Most people have experienced depression for at least a short period of time, perhaps as the result of an event or confluence of events. For others, though, depression will not dissipate with time, imprisoning the mind for a lifetime.
The causes of depression are many and varied. Occasionally the reasons are there for all to see: a loved one has died, for example, or a job has been lost or an important relationship has broken up. More often the cause is mysterious to the casual observer because it is not events that necessarily cause depression, it is the way in which we interpret events.
Psychologists have found that, despite the variability in the causes of depression, there are some fascinating ways in which the thinking of depressed people often follows particular patterns. These patterns can be seen in people's 'attributions'.
An attribution is when a person attaches a particular cause to a particular effect, for example: "I didn't get the job because I am worthless." It might be clear to other people around me that I am not a worthless person but, in my mind, that is the connection, or attribution, I have made. There are three important components to the type of attribution that are implicated in depressive illness. To continue with this example, they are:
- It is my fault that I didn't get the job. Here I have made an internal attribution.
- I think I am worthless: a thought that is likely to affect all areas of my life. Now I am making this attribution global.
- I see no reason for the fact that I am worthless to ever change. Now the attribution is stable.
Conversely if something good happens to a person using this style of thinking, they will tend to attribute opposite causes. I got the job because I was lucky on the day: it is not because I am highly employable, it was a fluke and is unlikely to be repeated in the future.
This particular type of attribution has been shown to be unusual because people who are not depressed generally do the exact opposite. Most people have what is described as a 'self-serving bias'. Anything good that happens to you is because of your skills, is likely to repeated in the future and will remain the same for you.
So, the theory sounds reasonable, what about the practice? I will take a closer look at some of the research soon.
Making Habits, Breaking Habits
In his new book, Jeremy Dean--psychologist and author of PsyBlog--looks at how habits work, why they are so hard to change, and how to break bad old cycles and develop new healthy, creative, happy habits.
→ "Making Habits, Breaking Habits", is available now on Amazon.Reviews
The Bookseller, “Editor’s Pick,” 10/12/12 “Sensible and very readable…By far the most useful of this month’s New You offerings.”

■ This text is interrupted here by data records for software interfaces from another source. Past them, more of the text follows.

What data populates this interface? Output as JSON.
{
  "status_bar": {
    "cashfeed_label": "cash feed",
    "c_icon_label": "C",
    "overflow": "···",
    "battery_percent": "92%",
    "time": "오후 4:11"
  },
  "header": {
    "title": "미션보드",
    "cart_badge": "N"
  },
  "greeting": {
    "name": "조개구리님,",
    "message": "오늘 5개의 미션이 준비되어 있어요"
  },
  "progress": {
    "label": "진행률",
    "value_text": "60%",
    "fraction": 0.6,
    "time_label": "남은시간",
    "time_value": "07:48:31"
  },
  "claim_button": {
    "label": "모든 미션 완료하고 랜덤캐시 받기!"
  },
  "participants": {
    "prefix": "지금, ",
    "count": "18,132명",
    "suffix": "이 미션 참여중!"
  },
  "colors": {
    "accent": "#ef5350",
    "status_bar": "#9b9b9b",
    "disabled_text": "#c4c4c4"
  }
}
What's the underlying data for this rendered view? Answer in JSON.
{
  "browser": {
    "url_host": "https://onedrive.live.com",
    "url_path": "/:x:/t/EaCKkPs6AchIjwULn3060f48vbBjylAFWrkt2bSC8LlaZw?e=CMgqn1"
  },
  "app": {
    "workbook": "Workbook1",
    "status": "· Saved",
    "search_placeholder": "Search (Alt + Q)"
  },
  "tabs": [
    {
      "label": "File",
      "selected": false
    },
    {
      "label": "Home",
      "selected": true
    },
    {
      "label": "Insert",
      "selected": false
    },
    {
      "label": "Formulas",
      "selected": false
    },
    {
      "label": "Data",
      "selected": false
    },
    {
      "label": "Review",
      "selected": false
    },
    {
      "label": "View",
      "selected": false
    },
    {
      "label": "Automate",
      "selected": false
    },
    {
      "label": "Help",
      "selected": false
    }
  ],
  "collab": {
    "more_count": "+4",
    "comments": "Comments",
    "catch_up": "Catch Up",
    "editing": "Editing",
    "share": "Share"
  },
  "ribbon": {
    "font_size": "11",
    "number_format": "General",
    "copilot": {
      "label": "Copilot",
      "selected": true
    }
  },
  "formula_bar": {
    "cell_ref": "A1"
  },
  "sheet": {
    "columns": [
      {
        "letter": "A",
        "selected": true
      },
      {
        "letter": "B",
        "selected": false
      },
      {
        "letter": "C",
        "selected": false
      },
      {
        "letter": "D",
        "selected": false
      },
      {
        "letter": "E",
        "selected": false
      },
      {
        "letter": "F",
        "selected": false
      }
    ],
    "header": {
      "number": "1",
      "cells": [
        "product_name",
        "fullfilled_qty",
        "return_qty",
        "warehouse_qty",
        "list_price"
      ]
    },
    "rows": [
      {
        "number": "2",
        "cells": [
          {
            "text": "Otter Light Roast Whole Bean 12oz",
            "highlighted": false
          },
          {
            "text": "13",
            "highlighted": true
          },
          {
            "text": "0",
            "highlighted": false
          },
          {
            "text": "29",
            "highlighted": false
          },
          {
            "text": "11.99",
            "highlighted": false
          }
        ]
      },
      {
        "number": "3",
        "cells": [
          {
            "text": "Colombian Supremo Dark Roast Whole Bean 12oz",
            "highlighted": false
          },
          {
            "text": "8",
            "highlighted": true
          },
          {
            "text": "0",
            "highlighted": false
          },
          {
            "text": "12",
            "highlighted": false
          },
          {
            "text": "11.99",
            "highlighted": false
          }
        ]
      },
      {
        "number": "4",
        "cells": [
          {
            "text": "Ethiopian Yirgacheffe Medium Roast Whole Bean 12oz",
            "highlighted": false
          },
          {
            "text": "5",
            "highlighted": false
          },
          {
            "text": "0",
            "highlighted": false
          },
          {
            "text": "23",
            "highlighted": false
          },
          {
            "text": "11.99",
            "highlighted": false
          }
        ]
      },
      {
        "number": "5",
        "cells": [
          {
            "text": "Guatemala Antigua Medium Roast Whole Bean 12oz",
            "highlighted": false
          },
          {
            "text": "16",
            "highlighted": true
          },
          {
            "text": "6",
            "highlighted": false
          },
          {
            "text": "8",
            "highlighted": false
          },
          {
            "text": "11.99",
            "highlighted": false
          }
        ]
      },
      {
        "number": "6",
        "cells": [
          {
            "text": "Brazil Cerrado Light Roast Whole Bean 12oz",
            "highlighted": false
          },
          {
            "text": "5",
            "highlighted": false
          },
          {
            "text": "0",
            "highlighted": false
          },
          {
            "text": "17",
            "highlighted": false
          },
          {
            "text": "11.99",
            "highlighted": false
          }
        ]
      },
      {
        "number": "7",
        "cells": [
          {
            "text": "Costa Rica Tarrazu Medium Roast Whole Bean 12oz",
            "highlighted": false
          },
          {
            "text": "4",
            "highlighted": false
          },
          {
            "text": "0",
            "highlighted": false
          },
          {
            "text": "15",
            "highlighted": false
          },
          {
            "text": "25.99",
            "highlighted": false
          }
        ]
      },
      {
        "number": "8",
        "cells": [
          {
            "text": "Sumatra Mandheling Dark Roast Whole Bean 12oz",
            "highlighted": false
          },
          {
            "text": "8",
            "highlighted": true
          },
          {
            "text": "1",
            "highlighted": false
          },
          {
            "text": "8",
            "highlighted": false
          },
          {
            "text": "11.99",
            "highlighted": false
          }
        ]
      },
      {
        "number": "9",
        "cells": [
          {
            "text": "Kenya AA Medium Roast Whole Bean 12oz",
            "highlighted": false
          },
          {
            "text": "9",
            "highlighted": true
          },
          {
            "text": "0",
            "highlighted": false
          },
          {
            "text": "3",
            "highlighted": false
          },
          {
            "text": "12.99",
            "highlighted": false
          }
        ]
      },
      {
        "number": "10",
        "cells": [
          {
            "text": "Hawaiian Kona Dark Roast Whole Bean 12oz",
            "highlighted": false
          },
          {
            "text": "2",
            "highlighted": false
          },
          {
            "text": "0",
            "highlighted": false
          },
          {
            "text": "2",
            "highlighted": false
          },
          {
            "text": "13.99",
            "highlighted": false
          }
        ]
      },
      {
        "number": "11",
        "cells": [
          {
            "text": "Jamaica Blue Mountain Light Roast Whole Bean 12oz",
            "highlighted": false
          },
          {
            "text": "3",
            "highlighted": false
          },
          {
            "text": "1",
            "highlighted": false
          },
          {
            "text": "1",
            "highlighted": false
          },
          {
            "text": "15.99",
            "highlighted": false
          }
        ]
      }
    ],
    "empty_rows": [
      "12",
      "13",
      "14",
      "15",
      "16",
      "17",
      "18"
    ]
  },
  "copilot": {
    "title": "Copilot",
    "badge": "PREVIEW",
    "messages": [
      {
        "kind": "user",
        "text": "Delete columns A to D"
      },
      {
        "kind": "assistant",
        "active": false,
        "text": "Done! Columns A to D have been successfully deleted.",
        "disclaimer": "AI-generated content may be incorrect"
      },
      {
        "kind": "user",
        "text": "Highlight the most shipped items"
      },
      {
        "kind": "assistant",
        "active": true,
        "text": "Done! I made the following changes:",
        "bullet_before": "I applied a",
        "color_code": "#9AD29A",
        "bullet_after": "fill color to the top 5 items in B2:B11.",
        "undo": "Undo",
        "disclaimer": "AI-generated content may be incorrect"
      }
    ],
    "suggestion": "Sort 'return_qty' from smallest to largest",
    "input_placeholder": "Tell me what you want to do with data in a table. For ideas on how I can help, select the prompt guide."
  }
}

Kirkus Reviews, 1/1/13 “Making changes does take longer than we may expect—no 30-day, 30-pounds-lighter quick fix—but by following the guidelines laid out by Dean, readers have a decent chance at establishing fulfilling, new patterns.”
Publishers Weekly, 12/10/12 “An accessible and informative guide for readers to take control of their lives.”